the grim reaper strikes
President Trump apparently had chief strategist Stephen Bannon do the dirty work of asking National Security Adviser Michael Flynn to resign, The New York Times reported Tuesday. Bannon had reportedly been pushing for the dismissal since Friday, when it first came to light that Flynn had misled Vice President Mike Pence about his discussion with Russian Ambassador Sergey Kislyak. Initially, Flynn denied he and Kislyak had discussed U.S. sanctions imposed on Russia over alleged interference ahead of the U.S. presidential election — a claim Pence then repeated — only to later admit they had, in fact, talked about the sanctions.
By Tuesday morning, different versions of the story of Flynn's resignation were floating around. Counselor Kellyanne Conway said earlier Tuesday that Flynn "had decided it was best to resign" and had "made that decision." Then, House Speaker Paul Ryan (R-Wis.) suggested during a press conference Tuesday morning that Trump had been the one to request Flynn's resignation, a claim that White House Press Secretary Sean Spicer repeated at his afternoon press conference.

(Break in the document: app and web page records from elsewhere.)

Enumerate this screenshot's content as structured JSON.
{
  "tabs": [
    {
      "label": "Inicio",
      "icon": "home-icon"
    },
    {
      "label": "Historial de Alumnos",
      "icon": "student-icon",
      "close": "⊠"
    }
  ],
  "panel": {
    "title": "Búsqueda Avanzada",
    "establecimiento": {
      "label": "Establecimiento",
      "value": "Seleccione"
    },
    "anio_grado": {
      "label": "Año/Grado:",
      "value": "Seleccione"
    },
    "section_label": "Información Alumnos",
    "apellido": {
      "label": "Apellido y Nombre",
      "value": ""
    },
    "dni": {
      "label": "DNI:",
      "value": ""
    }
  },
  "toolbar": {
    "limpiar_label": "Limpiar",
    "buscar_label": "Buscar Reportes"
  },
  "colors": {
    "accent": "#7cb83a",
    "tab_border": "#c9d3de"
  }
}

Apparently it was Trump's love of loyalty that inspired him to foist the responsibility off on Bannon. A person who "frequently speaks to Trump" told Politico the president was hesitant to give Flynn the axe because he doesn't "like to fire people who are loyal." "He has this reputation of being a 'you're fired' kind of guy," the Trump insider said, "but he really didn't want to have that conversation."